Marriage therapists these days hear a whole lot of sentences that sound something like this: “I’ve fallen out of love with her”, “I love him, but I’m not in love with him”, “I fell in love with someone else”. This sounds as though love is some kind of an accident, a trip on a curb when you weren’t watching where you were going!!! And perhaps, when we think of it like this, it is exactly that, we are not paying attention to where we are going. It’s as if once we have the feeling of love, all else will take care of itself. Sort of like buying a plant and never watering it. That works for a silk plant, but not a living growing one. And love is a dynamic, growing, energy.
A good friend recently said when she wrote her wedding vows, she included her thoughts about how love is an action. She said that her uncle used to peel peaches for his wife because the skins gave her a rash. Love is like this; full of many little deeds and expressions that sustain it to remain vital as it once was. Sometimes it seems we have forgotten about the intentionality of love, and the day to day little efforts we make on love’s behalf in order to keep it vital.
When you think about it, none of us would have had a second date with our partner if we hadn’t both participated in a multitude of behaviors in which we conveyed our interest and encouraged the other. We talked, we listened, we smiled, we complimented, we laughed, we agreed, we accommodated, and we took an interest in the other. Of course, we were enjoying ourselves so we didn’t realize we were making an effort. But effort it was, and that effort may have taken us all the way to a wedding ceremony.
Somehow we have come to believe that once we have reached that brass ring, the work is over. So we neglect to talk, or take time to listen, and stop seeing our partner in positive light, let alone letting them know we see anything positive about them. We become disagreeable, and belligerent. And then, one day, all of a sudden, we aren’t “in love” any longer. What a surprise!!!! Where did we get the idea that the feeling wouldn’t require action to sustain it?
What disturbs me, however, isn’t even how we have come to believe these myths about the nature of love. I read the fairy tales, I watched Disney, I’ve seen enough Meg Ryan movies to be mythologized by the happily ever after illusion. What frustrates me is how we have come to think that somehow, when that feeling ends, that we cannot revive it by being willing to give the same kind of effort as we once did to the relationship in the beginning. If we have a plant that is wilting in the corner of the room, and there is a little green left in the stem, all it takes is the desire to bring it back to life by, once again, watering, feeding and nourishing it. Simple acts such as listening, talking, smiling, complimenting, laughing, agreeing and accommodating, as we did in the beginning, are water and food to a loving relationship.

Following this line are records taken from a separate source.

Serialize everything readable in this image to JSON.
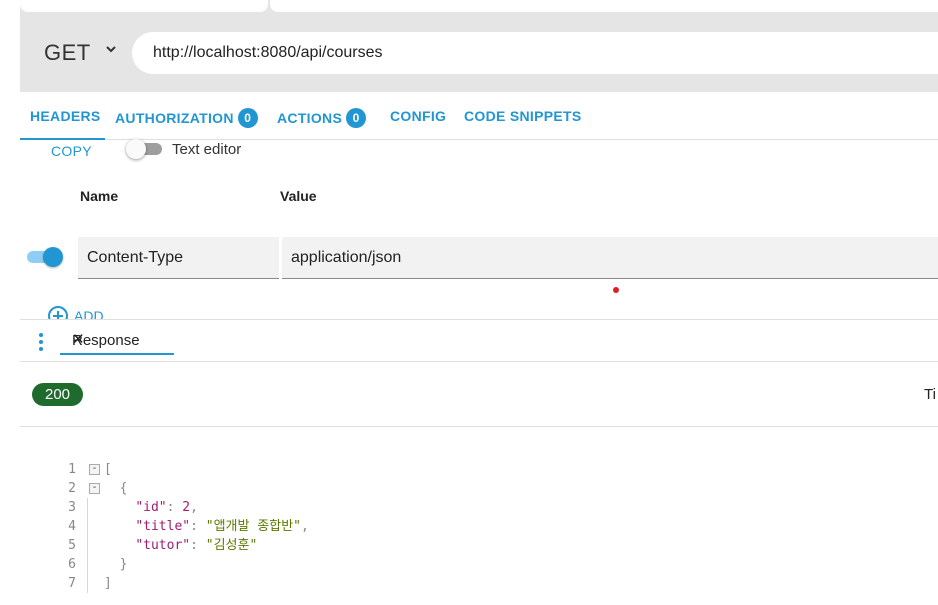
{
  "request": {
    "method": "GET",
    "url": "http://localhost:8080/api/courses"
  },
  "tabs": [
    {
      "label": "HEADERS",
      "badge": null
    },
    {
      "label": "AUTHORIZATION",
      "badge": "0"
    },
    {
      "label": "ACTIONS",
      "badge": "0"
    },
    {
      "label": "CONFIG",
      "badge": null
    },
    {
      "label": "CODE SNIPPETS",
      "badge": null
    }
  ],
  "headers_panel": {
    "copy_label": "COPY",
    "text_editor_label": "Text editor",
    "text_editor_enabled": false,
    "col_name": "Name",
    "col_value": "Value",
    "rows": [
      {
        "enabled": true,
        "name": "Content-Type",
        "value": "application/json"
      }
    ],
    "add_label": "ADD"
  },
  "response": {
    "tab_label": "Response",
    "close_glyph": "✕",
    "status_code": "200",
    "timing_label": "Ti",
    "code_lines": [
      {
        "num": "1",
        "fold": "-",
        "text": "["
      },
      {
        "num": "2",
        "fold": "-",
        "text": "  {"
      },
      {
        "num": "3",
        "fold": "",
        "key": "\"id\"",
        "sep": ": ",
        "val": "2",
        "val_type": "number",
        "tail": ","
      },
      {
        "num": "4",
        "fold": "",
        "key": "\"title\"",
        "sep": ": ",
        "val": "\"앱개발 종합반\"",
        "val_type": "string",
        "tail": ","
      },
      {
        "num": "5",
        "fold": "",
        "key": "\"tutor\"",
        "sep": ": ",
        "val": "\"김성훈\"",
        "val_type": "string",
        "tail": ""
      },
      {
        "num": "6",
        "fold": "",
        "text": "  }"
      },
      {
        "num": "7",
        "fold": "",
        "text": "]"
      }
    ]
  },
  "colors": {
    "accent": "#2196d3",
    "status_ok": "#1f6b2e",
    "json_key": "#a11c70",
    "json_string": "#5a7a00"
  }
}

Maybe we don’t want to give it that effort. Perhaps we are eyeing a prettier plant in the store window. Or possibly we have filled our head with so many negative thoughts about our partner so we are now incapable of saying or seeing something positive. If we tried to talk, did we talk from the heart or merely yell our dissatisfaction to one another? Throwing out a revivable philodendron is one thing, but discarding a relationship has repercussions the rest of our lives.
My 5 year old niece was watching a Disney film. Cinderella and the Prince were wrapping it up, and I heard the narrator say: “And they lived happily ever after”. I told her, “Well, now the real work begins! Tomorrow they will have to begin talking together and making decisions: where to go for the honeymoon, how much to spend, how much time to take off from work, who does the laundry! Now the struggle really begins.” It may have been a bit much for my 5 year old niece to grasp, but, you get my point!